In regard to how their K9 acted, the department called the dog's behavior "out of character."

Sadly, police K9s attacking innocent people or pets is all too common. One particularly horrifying example of this propensity to maul the innocent happened on January 30, 2015, when a health food store in Henderson, Nevada called the police after a disgruntled customer, attempting to return some protein powder, allegedly threatened to rob them. The store described the suspect to police as a black male wearing a black and tan t-shirt who left in an SUV.

As police responded to the call, they quickly stopped the first person they saw, who happened to be Arturo Arenas-Alvarez. Arenas-Alvarez had just pulled up in the shopping center to do some shopping when police drew their weapons and demanded he put his hands in the air and step toward them.

Arenas-Alvarez did not appear to understand why multiple armed men were pointing their guns at him, so one officer asked him in Spanish to approach the vehicle.

Before Arenas-Alvarez makes it all the way to the vehicle, officers realized they had the wrong guy.

"That's not him, dude. That's not a black man in a black shirt," one officer said to another.

However, they continued the detainment.

Officers begin to assure Arenas-Alvarez that he will be fine. "They thought that you were involved in a robbery. You don't look like the person, so it's OK now, OK?" one officer said. However, nothing could have been further from the truth.

As officers were telling Arenas-Alvarez that he'll be okay, Sgt. James Mitchell can be heard on the radio telling the officers, "Stand by a couple of minutes. K9-1 is about two minutes out."

During the display of gross incompetence of mistaking Arenas-Alvarez for a black man in a black shirt, Arenas-Alvarez's 17-month-old daughter, Ayleen was strapped into her car seat in the SUV.

Before Arenas-Alvarez could communicate to the officers that his infant daughter was in the car, the "two minutes" had passed and Sgt. Mitchell arrived with his Belgian Malinois. Almost as soon as he exited the vehicle, Mithcell released the K-9 into the SUV of an entirely innocent man and his daughter.

"My baby," Arturo Arenas-Alvarez can be heard pleading with officers in broken English. "I've got my baby."

An officer then yelled out, "There's an infant in that car! There's an infant in that car!"

But it was too late. By the time the cops realized that their immediate escalation to violence was unnecessary - the damage had been done.

Just like Mitchell, deputy Defino will most assuredly not be held accountable for allowing his K9 to indiscriminately attack innocence.
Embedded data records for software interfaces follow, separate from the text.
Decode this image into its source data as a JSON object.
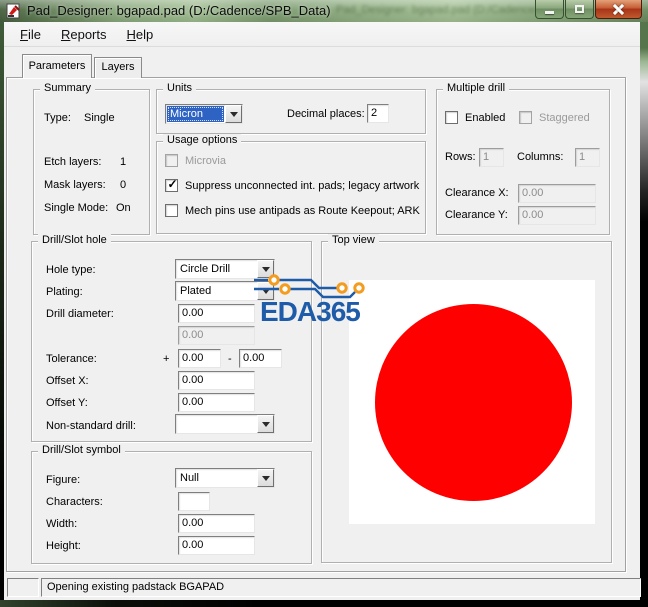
{
  "window": {
    "title": "Pad_Designer: bgapad.pad (D:/Cadence/SPB_Data)"
  },
  "menu": {
    "items": [
      {
        "key": "F",
        "rest": "ile"
      },
      {
        "key": "R",
        "rest": "eports"
      },
      {
        "key": "H",
        "rest": "elp"
      }
    ]
  },
  "tabs": {
    "parameters": "Parameters",
    "layers": "Layers"
  },
  "summary": {
    "title": "Summary",
    "type_label": "Type:",
    "type_value": "Single",
    "etch_label": "Etch layers:",
    "etch_value": "1",
    "mask_label": "Mask layers:",
    "mask_value": "0",
    "mode_label": "Single Mode:",
    "mode_value": "On"
  },
  "units": {
    "title": "Units",
    "selected": "Micron",
    "decimal_label": "Decimal places:",
    "decimal_value": "2"
  },
  "usage": {
    "title": "Usage options",
    "cb_microvia": {
      "label": "Microvia",
      "glyph": "",
      "checked": false,
      "disabled": true
    },
    "cb_suppress": {
      "label": "Suppress unconnected int. pads; legacy artwork",
      "glyph": "✓",
      "checked": true
    },
    "cb_mech": {
      "label": "Mech pins use antipads as Route Keepout; ARK",
      "glyph": "",
      "checked": false
    }
  },
  "multiple_drill": {
    "title": "Multiple drill",
    "enabled_label": "Enabled",
    "enabled_glyph": "",
    "enabled_checked": false,
    "staggered_label": "Staggered",
    "staggered_glyph": "",
    "staggered_checked": false,
    "rows_label": "Rows:",
    "rows_value": "1",
    "columns_label": "Columns:",
    "columns_value": "1",
    "clearance_x_label": "Clearance X:",
    "clearance_x_value": "0.00",
    "clearance_y_label": "Clearance Y:",
    "clearance_y_value": "0.00"
  },
  "drill_hole": {
    "title": "Drill/Slot hole",
    "hole_type_label": "Hole type:",
    "hole_type_value": "Circle Drill",
    "plating_label": "Plating:",
    "plating_value": "Plated",
    "diameter_label": "Drill diameter:",
    "diameter_value": "0.00",
    "diameter_secondary_value": "0.00",
    "tolerance_label": "Tolerance:",
    "plus_sign": "+",
    "tolerance_plus_value": "0.00",
    "minus_sign": "-",
    "tolerance_minus_value": "0.00",
    "offset_x_label": "Offset X:",
    "offset_x_value": "0.00",
    "offset_y_label": "Offset Y:",
    "offset_y_value": "0.00",
    "non_standard_label": "Non-standard drill:",
    "non_standard_value": ""
  },
  "top_view": {
    "title": "Top view",
    "pad_color": "#ff0000",
    "canvas_color": "#ffffff"
  },
  "drill_symbol": {
    "title": "Drill/Slot symbol",
    "figure_label": "Figure:",
    "figure_value": "Null",
    "characters_label": "Characters:",
    "characters_value": "",
    "width_label": "Width:",
    "width_value": "0.00",
    "height_label": "Height:",
    "height_value": "0.00"
  },
  "status": {
    "message": "Opening existing padstack BGAPAD"
  },
  "watermark": {
    "text": "EDA365",
    "text_color": "#1e5ba8",
    "trace_color": "#1e5ba8",
    "pad_ring_color": "#f39c1f"
  }
}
And, as history shows us, this problem will continue because of a system that fosters and protects brutality and unaccountability.